Nadi Shodana

The Nerves Calming Effect

To rest my eyes from staring too much on the screens during work, sometimes I like to look around and peculiarly, I would pick up one or two random facts in the room, for example, different breathing patterns. In a same room, some people breathe fast and shallow even though they are not working out, some people has less belly movement when breathing, and some create noises. I guess there are many reasons causing the differences, such as their body types, respiratory systems and living environments, or the effect of certain diseases or trainings. 

Breathing is vital because the oxygen we breathe in keep us alive, we use the oxygen to create energy. One person uses about 550 litres of oxygen per day and the tiny capillaries, the smallest type of blood vessel in our body transport the oxygen to the 50 trillion cells in our body.
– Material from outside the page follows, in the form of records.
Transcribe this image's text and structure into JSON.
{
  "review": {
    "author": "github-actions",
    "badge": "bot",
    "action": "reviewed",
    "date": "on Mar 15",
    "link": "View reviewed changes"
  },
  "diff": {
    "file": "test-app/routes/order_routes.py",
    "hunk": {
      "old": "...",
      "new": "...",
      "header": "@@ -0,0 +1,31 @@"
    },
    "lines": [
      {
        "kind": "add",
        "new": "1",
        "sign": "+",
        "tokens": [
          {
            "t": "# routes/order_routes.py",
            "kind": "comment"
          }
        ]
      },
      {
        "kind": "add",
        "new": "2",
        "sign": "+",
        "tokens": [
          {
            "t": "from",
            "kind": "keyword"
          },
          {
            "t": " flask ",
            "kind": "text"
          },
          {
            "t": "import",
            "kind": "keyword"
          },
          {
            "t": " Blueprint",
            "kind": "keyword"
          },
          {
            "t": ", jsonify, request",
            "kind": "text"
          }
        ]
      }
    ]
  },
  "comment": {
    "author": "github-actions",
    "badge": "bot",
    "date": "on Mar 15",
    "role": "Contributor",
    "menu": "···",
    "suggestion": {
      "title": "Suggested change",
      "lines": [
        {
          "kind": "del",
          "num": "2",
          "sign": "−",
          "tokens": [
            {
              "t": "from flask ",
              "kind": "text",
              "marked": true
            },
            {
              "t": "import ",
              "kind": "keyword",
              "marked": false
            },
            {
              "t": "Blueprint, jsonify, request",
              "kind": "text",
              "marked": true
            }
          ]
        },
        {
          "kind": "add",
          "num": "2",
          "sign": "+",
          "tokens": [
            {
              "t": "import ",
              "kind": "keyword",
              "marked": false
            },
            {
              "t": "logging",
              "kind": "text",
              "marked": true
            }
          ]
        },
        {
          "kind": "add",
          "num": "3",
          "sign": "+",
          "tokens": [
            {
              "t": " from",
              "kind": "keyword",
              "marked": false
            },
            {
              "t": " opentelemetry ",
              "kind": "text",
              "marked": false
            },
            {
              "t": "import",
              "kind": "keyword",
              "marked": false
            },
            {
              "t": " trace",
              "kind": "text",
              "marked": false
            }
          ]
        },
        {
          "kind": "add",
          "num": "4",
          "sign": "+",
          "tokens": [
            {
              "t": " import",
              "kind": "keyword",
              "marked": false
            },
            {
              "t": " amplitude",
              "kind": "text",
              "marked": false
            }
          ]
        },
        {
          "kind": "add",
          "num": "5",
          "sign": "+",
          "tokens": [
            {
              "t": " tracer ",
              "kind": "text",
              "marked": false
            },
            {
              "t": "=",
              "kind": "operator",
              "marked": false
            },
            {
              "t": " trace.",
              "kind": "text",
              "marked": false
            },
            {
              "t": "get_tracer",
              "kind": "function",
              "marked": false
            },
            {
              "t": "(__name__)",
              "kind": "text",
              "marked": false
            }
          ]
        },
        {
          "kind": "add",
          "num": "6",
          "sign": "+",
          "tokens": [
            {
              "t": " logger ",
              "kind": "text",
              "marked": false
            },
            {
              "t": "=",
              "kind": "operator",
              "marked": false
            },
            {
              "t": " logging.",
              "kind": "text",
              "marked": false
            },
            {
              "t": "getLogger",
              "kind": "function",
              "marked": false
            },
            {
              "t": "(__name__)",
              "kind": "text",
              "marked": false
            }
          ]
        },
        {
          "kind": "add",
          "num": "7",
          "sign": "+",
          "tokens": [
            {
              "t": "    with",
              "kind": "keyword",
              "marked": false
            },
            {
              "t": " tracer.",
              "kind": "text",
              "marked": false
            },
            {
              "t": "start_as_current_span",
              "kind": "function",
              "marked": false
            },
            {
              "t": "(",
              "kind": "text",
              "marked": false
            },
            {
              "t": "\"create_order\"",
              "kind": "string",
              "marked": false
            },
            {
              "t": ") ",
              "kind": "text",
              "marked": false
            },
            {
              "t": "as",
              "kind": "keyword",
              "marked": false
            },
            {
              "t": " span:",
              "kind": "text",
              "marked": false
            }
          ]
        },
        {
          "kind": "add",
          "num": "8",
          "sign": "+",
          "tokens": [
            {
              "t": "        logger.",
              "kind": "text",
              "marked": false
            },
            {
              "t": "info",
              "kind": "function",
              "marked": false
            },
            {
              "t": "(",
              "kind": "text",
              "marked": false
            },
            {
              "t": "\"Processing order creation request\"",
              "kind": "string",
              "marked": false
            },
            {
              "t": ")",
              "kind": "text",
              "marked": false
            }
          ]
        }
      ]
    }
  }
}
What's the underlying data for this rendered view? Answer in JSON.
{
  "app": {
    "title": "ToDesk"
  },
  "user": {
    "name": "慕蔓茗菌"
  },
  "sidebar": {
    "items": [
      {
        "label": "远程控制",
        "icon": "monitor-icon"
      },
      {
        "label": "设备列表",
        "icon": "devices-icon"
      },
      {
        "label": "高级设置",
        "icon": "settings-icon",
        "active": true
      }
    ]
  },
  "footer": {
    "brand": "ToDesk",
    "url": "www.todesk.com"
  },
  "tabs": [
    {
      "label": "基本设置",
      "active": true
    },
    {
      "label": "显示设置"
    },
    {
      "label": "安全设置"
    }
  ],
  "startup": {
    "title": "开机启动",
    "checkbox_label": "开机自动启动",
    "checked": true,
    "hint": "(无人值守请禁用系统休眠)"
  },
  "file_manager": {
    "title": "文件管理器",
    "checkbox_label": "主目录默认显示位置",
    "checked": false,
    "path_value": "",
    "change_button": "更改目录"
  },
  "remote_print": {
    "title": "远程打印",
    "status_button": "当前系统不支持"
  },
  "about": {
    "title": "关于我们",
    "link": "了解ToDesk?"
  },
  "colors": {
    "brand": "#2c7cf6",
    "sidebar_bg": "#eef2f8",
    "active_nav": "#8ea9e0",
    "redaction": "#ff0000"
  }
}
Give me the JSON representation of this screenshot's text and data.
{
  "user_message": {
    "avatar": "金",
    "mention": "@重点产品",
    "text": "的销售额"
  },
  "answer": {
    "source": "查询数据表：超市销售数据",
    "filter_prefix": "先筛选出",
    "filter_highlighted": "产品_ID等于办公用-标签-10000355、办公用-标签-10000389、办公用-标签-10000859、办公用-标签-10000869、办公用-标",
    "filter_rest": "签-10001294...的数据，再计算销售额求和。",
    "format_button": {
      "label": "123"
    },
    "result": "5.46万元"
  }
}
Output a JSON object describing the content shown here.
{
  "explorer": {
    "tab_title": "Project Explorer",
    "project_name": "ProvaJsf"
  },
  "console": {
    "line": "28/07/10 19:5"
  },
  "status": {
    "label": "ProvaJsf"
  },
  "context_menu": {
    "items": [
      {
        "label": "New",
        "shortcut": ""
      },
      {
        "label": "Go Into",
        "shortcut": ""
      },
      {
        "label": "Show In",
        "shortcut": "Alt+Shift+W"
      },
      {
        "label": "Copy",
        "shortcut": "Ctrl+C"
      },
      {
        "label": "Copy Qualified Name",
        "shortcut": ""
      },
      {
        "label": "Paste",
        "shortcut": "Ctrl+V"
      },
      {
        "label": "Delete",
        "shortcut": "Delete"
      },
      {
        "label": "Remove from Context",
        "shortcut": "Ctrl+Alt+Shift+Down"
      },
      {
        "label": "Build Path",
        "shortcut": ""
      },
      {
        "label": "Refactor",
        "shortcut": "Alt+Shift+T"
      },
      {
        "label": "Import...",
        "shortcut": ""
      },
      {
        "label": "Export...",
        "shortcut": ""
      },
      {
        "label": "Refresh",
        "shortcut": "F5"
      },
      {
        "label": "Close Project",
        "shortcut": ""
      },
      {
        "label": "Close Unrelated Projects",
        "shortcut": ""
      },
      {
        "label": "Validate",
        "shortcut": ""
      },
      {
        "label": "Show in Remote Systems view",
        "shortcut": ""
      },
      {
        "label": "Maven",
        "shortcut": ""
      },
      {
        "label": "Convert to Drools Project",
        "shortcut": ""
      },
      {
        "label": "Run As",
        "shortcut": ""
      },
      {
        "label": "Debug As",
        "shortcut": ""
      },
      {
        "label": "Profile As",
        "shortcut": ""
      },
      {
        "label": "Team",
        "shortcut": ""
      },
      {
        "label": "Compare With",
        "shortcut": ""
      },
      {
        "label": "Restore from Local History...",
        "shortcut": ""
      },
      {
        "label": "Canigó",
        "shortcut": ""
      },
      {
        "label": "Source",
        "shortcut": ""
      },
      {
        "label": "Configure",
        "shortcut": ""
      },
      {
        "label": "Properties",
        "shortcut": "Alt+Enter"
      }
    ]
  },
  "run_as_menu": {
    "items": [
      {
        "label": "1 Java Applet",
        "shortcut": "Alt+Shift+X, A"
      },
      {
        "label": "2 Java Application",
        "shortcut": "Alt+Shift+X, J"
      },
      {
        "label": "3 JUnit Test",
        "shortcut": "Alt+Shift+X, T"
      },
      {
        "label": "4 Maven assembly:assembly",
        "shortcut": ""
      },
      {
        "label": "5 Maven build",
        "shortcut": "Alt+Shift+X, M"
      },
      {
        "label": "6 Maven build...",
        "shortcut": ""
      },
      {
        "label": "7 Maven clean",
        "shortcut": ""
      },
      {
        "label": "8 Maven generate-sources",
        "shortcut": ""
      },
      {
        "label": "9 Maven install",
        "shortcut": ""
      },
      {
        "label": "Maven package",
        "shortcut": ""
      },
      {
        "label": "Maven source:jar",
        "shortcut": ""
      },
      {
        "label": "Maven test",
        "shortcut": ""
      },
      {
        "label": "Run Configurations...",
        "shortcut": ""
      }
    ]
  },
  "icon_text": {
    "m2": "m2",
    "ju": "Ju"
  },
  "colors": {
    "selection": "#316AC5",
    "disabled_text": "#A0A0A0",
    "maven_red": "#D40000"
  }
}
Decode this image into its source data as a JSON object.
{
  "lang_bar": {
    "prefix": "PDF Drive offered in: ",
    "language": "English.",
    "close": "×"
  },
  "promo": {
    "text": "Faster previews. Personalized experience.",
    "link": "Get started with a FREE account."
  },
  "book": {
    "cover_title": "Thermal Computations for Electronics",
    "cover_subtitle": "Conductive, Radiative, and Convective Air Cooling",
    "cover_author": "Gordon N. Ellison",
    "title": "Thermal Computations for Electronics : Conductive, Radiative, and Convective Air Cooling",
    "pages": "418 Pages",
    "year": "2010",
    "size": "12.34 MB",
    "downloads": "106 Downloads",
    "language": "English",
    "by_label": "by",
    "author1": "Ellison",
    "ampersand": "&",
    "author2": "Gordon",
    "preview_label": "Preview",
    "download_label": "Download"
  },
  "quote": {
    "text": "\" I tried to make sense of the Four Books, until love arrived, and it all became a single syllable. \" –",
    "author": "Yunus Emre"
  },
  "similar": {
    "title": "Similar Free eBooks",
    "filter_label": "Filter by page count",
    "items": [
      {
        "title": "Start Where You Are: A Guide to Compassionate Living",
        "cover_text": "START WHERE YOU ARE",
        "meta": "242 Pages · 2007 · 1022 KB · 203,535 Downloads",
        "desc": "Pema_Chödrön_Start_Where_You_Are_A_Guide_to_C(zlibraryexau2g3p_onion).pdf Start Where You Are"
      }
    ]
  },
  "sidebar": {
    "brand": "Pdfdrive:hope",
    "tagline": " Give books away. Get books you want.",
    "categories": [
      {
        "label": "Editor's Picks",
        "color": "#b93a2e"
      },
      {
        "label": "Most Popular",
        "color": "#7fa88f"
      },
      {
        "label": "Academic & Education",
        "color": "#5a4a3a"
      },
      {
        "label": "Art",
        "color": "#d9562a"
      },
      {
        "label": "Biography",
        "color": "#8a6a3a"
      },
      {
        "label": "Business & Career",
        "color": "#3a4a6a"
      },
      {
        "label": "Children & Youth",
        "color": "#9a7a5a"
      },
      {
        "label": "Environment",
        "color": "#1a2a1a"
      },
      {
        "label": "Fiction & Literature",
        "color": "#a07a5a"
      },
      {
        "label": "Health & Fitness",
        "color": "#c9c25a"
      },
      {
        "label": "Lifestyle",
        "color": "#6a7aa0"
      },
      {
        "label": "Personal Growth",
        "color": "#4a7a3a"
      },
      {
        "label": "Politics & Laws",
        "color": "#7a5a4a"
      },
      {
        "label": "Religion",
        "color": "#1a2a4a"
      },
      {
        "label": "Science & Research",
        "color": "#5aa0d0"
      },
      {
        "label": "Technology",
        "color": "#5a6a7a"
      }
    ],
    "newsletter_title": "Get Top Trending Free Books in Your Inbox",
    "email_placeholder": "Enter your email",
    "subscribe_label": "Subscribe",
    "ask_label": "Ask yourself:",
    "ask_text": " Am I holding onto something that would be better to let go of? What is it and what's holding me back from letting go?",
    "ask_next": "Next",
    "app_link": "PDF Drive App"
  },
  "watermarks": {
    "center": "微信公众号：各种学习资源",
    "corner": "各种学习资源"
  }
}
Over the century, human understand the importance of the oxygen in our body and developed many techniques, practices or exercises to educate the generations on how to take the full advantage of the air, and one of it is pranayama in Yoga. 

In Sanskrit, pranayama is the combination of 2 words, prana (vital energy) and ayama (expansion), literally, we shall learn how to expand the flow of the energy in our body. Pranayama is the teaching of using different breathing techniques to manifest the prana of the air into every cells of our body, and to train our breathing pattern within the realm of our conscious awareness.

One way to train our breathing pattern and to have a good control of it is to practice nadi shodana, a nerves calming breathing technique. Nadi shodana enable us to learn in getting control of our breathing by elongating the length of inhalation, exhalation and retention of the breath. And by elongating the length of the breathing, we slowly maximise the use of our lung capacity, which in turns able to provide healthier amount of oxygen to all the cells in our body.   

To practice nadi shodana, sit comfortably, spine straight and body weight distributed equally on the hips and legs. Eyes close, body relax and take a few smooth, even breaths. 

Take a last smooth and even breath and exhale completely. Gently close the right nostril with right thumb and inhale through the left nostril. Inhale deeply for about 6 seconds.

As soon as the inhalation is completed, gently close the other nostril with the ring finger. Retain the breath for for about 12 seconds, or up to 24 seconds.

Keep the left nostril close and release the right thumb, begin exhaling through right nostril. Exhale slowly for about 12 seconds.  

After the exhalation and still on the right nostril, inhale deeply for about 6 seconds. Subsequently, block both nostrils and retain the breath for about 12 seconds and exhale through the left nostril for about 12 seconds.

Continue the breathing cycles for 10 minutes and finish the pranayama practice with three resting breaths through both nostrils and feel the calming effect.

The advantage of practicing nadi shodana is to help calming the nerves, or the astral energy tubes (nadis), as well as to reduce the soreness of the muscles.